Web page and app entries
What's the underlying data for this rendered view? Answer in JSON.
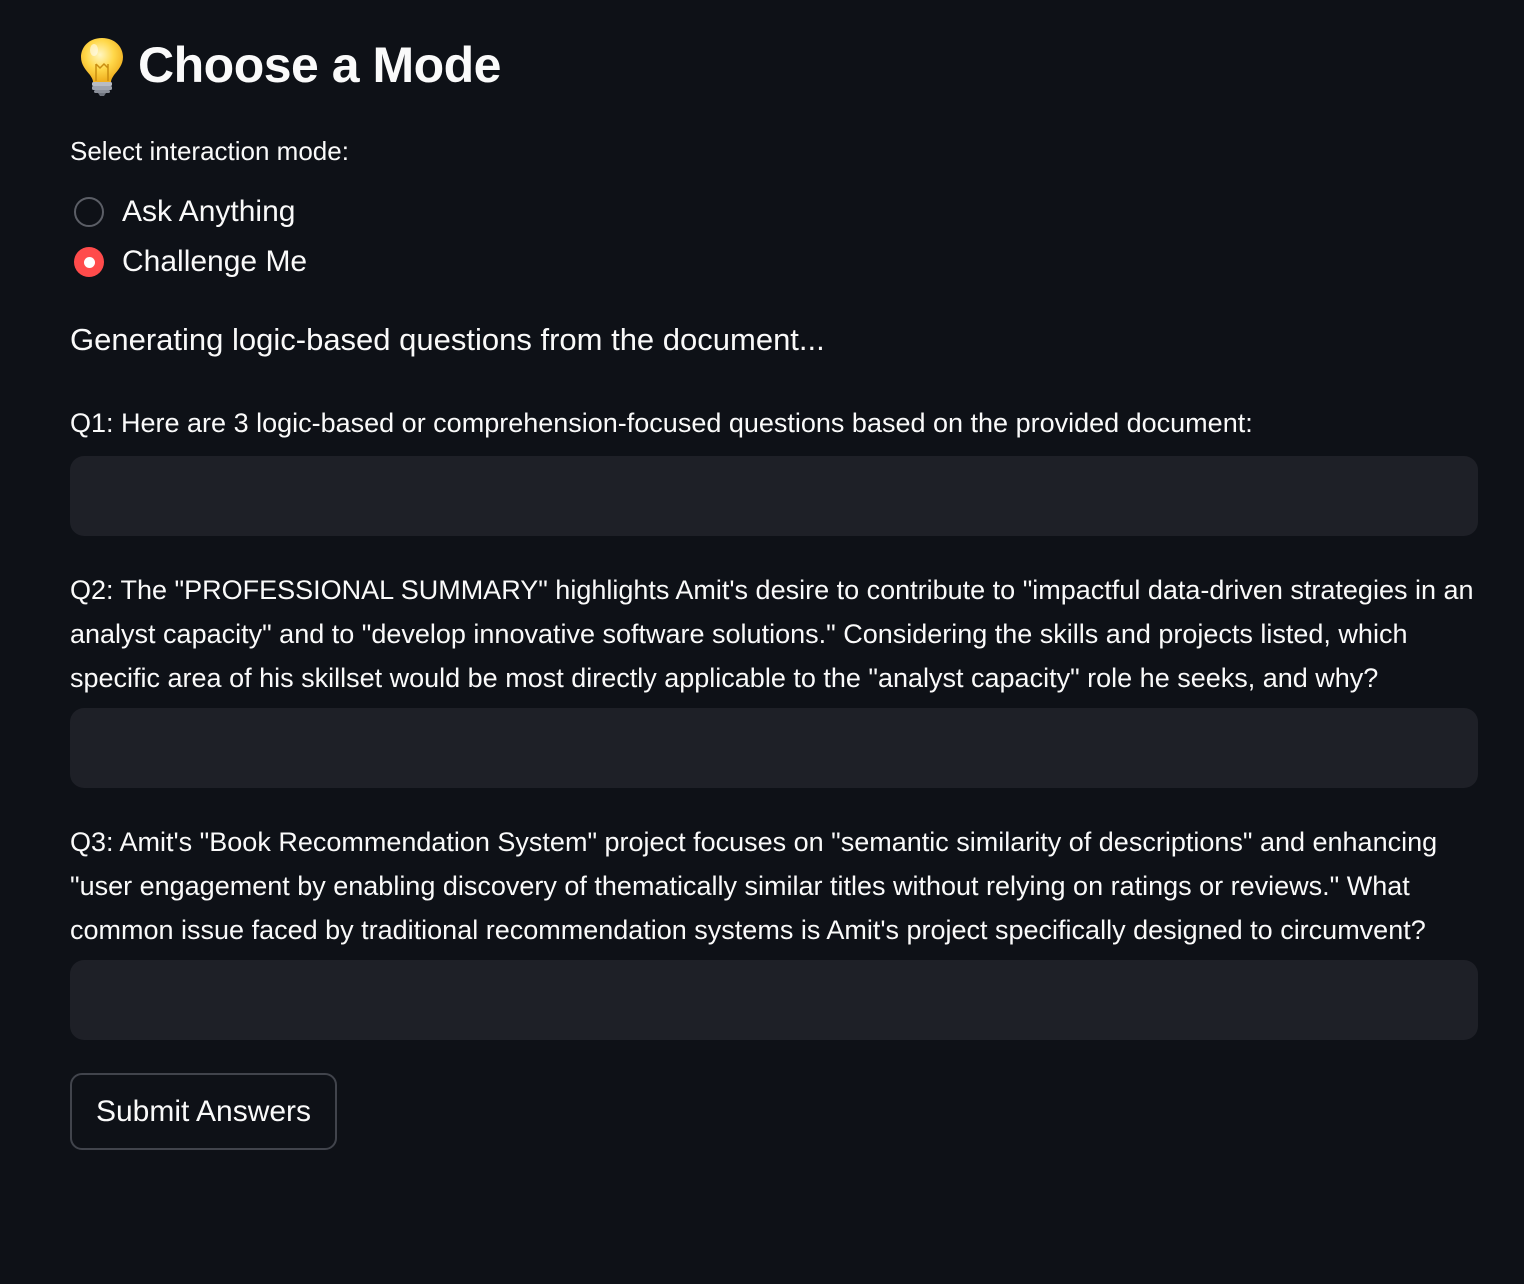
{
  "header": {
    "icon": "lightbulb-icon",
    "title": "Choose a Mode"
  },
  "mode_selector": {
    "label": "Select interaction mode:",
    "options": [
      {
        "label": "Ask Anything",
        "selected": false
      },
      {
        "label": "Challenge Me",
        "selected": true
      }
    ]
  },
  "status_text": "Generating logic-based questions from the document...",
  "questions": [
    {
      "label": "Q1: Here are 3 logic-based or comprehension-focused questions based on the provided document:",
      "answer": ""
    },
    {
      "label": "Q2: The \"PROFESSIONAL SUMMARY\" highlights Amit's desire to contribute to \"impactful data-driven strategies in an analyst capacity\" and to \"develop innovative software solutions.\" Considering the skills and projects listed, which specific area of his skillset would be most directly applicable to the \"analyst capacity\" role he seeks, and why?",
      "answer": ""
    },
    {
      "label": "Q3: Amit's \"Book Recommendation System\" project focuses on \"semantic similarity of descriptions\" and enhancing \"user engagement by enabling discovery of thematically similar titles without relying on ratings or reviews.\" What common issue faced by traditional recommendation systems is Amit's project specifically designed to circumvent?",
      "answer": ""
    }
  ],
  "submit_button": {
    "label": "Submit Answers"
  },
  "colors": {
    "background": "#0e1117",
    "text": "#fafafa",
    "input_background": "#1e2027",
    "accent": "#ff4b4b",
    "border": "#41444c"
  }
}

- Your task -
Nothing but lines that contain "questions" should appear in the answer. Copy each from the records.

- Solution to this problem -
  "status_text": "Generating logic-based questions from the document...",
  "questions": [
      "label": "Q1: Here are 3 logic-based or comprehension-focused questions based on the provided document:",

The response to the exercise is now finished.